Hybrids vs Thoroughbreds

Last May the Bangor Daily News told us that Maine Port Authority officials were considering the use of an innovative new hybrid vessel that had been preliminarily designed under a joint venture by the U.S. Maritime Administration and the U.S. Defense Department. The port’s Executive Director said the U.S. Department of Transportation had approved a Maine Port Authority project to develop a coastal shipping route from Portland to the Port of New York using Articulated Tug Barges.

A few days earlier, New York-based American Feeder Lines decided to discontinue its container shipping service that tied Portland to Halifax. American Feeder Lines (AFL) had been serving the Portland-Halifax route with 750-TEU container ships, but were hampered by the bug-a-boo that has always brought failure to Short Sea Shipping ventures; no one has ever designed a vessel that could service short sea routes with a sufficient number of containers that could be loaded and offloaded efficiently. Conventional methods of loading and offloading kept all previous efforts in the red.

The containerized tug-barge hybrid design would have a limited capacity of 450-TEUs, and would be serviced in the conventional way. How the sponsors of this venture expect to make a profit using a vessel with less than half the capacity of the failed AFL vessels has yet to be revealed.

– Before AFL failed, a company carrying wood pulp to New York by barge pulled out in 2009. Small vessels – big losses.
– There was an earlier service to Halifax that ended in failure in 2008 because of limited capacity and the time spent to load and offload containers. A costly endeavor.
– An obvious financial fiasco brought the downfall of the container ship K-Wind in 2006, when it was seized in Halifax because of a non-payment dispute.
– And in 2004, federal marshals seized a container ship, the Shamrock, in Portland Harbor in a dispute over the ship’s mortgage.

But this 450-TEU barge is supposed to make a profit, somehow? Any attempt to provide financial support to this Articulate Barge scheme received a severe setback last week when 22 containers toppled from a Guantanamo-bound barge. The tugboat Spence was towing the 91-foot long Atlantic trader barge from Jacksonville to Guantanamo when the mishap occurred. The barge was towed back to Port Everglades where gawkers watched workers gingerly removing the surviving containers, including some that had collapsed onto themselves.

“It looks like fallen dominoes.” said a Port Everglades spokeswoman.
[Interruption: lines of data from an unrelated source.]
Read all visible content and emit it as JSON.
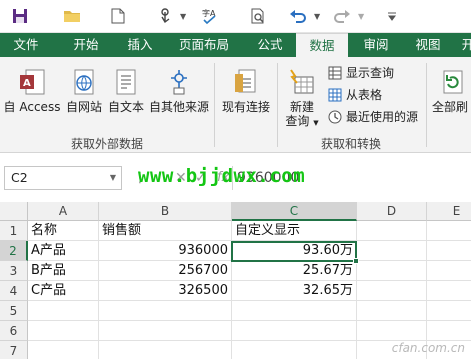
{
  "tabs": [
    "文件",
    "开始",
    "插入",
    "页面布局",
    "公式",
    "数据",
    "审阅",
    "视图",
    "开"
  ],
  "active_tab_index": 5,
  "ribbon": {
    "get_external": {
      "buttons": [
        "自 Access",
        "自网站",
        "自文本",
        "自其他来源"
      ],
      "label": "获取外部数据"
    },
    "existing_connections": "现有连接",
    "get_transform": {
      "new_query_line1": "新建",
      "new_query_line2": "查询",
      "show_queries": "显示查询",
      "from_table": "从表格",
      "recent_sources": "最近使用的源",
      "label": "获取和转换"
    },
    "refresh_all": "全部刷"
  },
  "namebox": "C2",
  "formula": "9360000",
  "watermark": "www.bjjdwx.com",
  "grid": {
    "columns": [
      "A",
      "B",
      "C",
      "D",
      "E"
    ],
    "selected_column": "C",
    "rows": [
      "1",
      "2",
      "3",
      "4",
      "5",
      "6",
      "7"
    ],
    "selected_row": "2",
    "cells": [
      [
        "名称",
        "销售额",
        "自定义显示",
        "",
        ""
      ],
      [
        "A产品",
        "936000",
        "93.60万",
        "",
        ""
      ],
      [
        "B产品",
        "256700",
        "25.67万",
        "",
        ""
      ],
      [
        "C产品",
        "326500",
        "32.65万",
        "",
        ""
      ]
    ]
  },
  "site_mark": "cfan.com.cn",
  "colors": {
    "excel_green": "#217346",
    "watermark_green": "#14c614"
  }
}
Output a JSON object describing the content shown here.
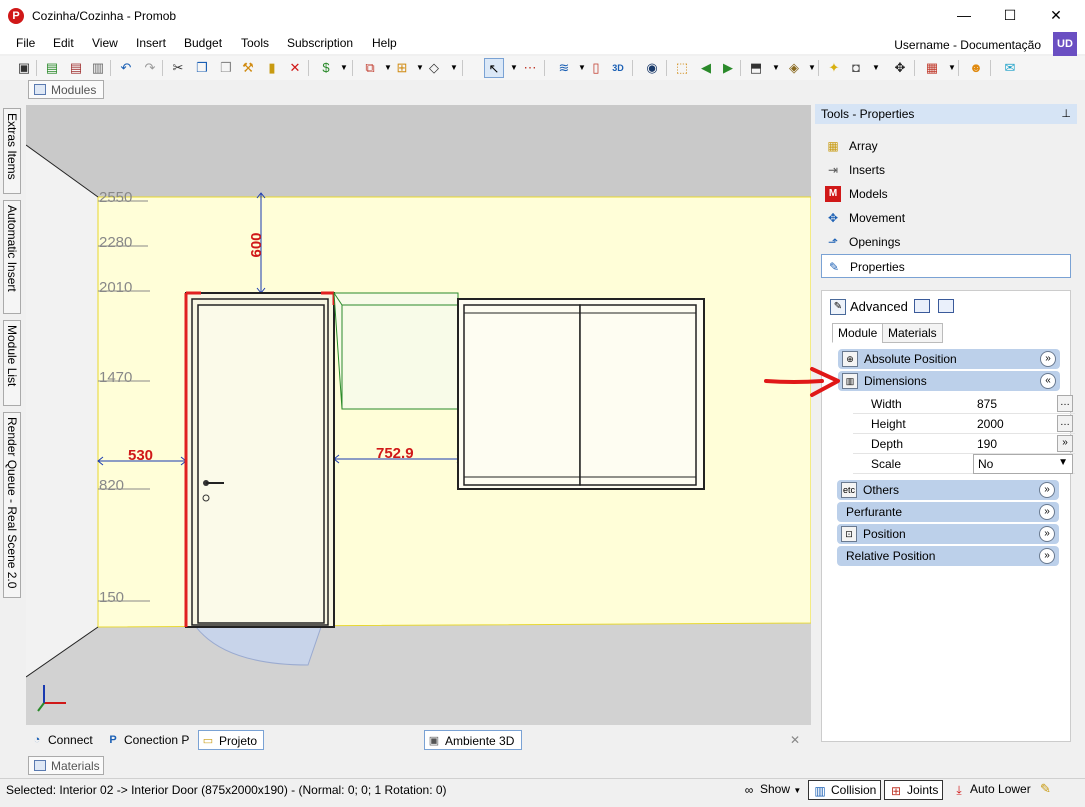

Meanwhile, the Coast Guard is determining whether to assign the blame (and legal liability) to the firm that loaded and secured the containers or the mariners operating the tugboat.

Here are the serious barge shortcomings that our patented design would overcome; limited capacity, limited speed, poor seaworthiness, inefficient and time-consuming loading and offloading operations, and most important of all – Short Sea barging has never made anyone a dime.